Ruddy Ground Dove
The ruddy ground dove (Columbina talpacoti) is a small New World tropical dove. It is a resident breeder from Mexico south to Brazil, Peru and Paraguay, and northern Argentina, and on Trinidad and Tobago. Individual birds can sometimes be seen in the southwestern USA, from southern Texas to southernmost California, primarily during winter.
Ruddy ground doves are small short-tailed pigeons, 17 cm (6.7 in) long. Adult males have a pale grey head and neck, and rich rufous upperparts, black-spotted on the wing coverts. The underparts are paler brown, the tail is edged black, and the underwings are cinnamon and black. The female is grey-brown rather than rufous, and has less contrast between head and body than the male.

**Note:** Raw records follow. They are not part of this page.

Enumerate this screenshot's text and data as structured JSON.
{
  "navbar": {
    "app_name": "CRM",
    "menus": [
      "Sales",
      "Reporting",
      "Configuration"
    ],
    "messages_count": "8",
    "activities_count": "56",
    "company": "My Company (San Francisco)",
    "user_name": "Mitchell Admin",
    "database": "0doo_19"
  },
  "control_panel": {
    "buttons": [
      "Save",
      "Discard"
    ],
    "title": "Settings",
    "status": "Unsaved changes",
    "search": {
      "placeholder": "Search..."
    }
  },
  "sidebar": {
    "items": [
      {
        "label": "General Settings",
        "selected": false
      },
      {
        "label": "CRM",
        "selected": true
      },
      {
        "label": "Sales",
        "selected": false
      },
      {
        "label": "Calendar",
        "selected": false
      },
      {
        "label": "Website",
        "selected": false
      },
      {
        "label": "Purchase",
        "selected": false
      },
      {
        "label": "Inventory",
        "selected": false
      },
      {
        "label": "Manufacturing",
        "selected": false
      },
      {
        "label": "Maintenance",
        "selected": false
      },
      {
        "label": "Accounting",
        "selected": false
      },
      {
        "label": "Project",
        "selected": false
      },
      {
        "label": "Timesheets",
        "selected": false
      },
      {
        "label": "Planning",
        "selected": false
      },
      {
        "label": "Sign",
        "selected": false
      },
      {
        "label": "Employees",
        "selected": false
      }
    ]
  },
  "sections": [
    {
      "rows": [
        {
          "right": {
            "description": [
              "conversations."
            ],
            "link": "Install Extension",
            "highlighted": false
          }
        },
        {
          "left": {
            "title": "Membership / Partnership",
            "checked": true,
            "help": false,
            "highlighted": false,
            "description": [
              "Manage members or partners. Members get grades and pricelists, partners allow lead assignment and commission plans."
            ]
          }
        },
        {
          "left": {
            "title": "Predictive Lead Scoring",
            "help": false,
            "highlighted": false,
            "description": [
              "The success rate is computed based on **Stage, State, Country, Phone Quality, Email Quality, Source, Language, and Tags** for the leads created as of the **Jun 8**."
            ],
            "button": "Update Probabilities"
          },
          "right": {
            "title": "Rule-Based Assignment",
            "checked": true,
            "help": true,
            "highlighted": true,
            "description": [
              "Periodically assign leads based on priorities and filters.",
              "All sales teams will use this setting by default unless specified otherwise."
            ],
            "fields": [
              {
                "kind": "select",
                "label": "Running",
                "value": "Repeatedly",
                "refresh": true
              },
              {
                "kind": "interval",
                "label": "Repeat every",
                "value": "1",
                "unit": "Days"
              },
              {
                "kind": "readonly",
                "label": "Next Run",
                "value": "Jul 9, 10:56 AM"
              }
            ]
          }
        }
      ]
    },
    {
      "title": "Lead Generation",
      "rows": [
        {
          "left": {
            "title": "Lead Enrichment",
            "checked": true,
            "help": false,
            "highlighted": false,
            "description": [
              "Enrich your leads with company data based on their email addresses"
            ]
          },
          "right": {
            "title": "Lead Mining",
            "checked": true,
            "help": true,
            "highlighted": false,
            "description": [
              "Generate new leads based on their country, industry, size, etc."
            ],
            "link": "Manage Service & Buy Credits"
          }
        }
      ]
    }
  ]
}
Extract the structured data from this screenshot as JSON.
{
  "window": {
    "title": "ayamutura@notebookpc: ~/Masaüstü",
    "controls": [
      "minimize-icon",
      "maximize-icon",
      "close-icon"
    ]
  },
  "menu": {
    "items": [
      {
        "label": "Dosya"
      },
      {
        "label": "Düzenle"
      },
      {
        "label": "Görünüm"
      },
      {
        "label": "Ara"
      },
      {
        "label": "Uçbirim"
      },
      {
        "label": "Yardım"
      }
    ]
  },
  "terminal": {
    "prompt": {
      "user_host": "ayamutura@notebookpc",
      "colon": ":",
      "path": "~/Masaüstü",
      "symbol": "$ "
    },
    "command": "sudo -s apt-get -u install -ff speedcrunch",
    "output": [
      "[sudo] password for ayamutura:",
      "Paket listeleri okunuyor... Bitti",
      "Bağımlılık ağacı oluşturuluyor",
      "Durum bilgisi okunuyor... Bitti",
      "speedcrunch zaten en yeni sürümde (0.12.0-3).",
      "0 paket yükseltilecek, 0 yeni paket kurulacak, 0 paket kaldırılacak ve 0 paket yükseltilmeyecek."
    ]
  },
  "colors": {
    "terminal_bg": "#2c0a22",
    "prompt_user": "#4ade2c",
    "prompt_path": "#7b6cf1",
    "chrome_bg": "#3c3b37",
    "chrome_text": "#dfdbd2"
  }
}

The ruddy ground dove is very common in scrub and other open country, including cultivated land and urban centres, where it can be seen feeding on grain alongside feral pigeons. It builds a solid but sparsely lined cup-shaped stick nest in a tree and lays two white eggs. Incubation is 12–13 days with another 12–14 days to fledging. There may be a second or third brood. Chick mortality through predation and falls from the nest is high. Its flight is fast and direct, with the regular beats and occasional sharp flick of the wings which are characteristic of pigeons in general.
Ruddy ground doves feed mainly on seeds, but also sometimes on snails and small insects. Their call is a soft cooing cur-WOO. This species can be quite approachable. Males frequently threaten each other by jumping and raising a wing, and brief confrontations may ensue.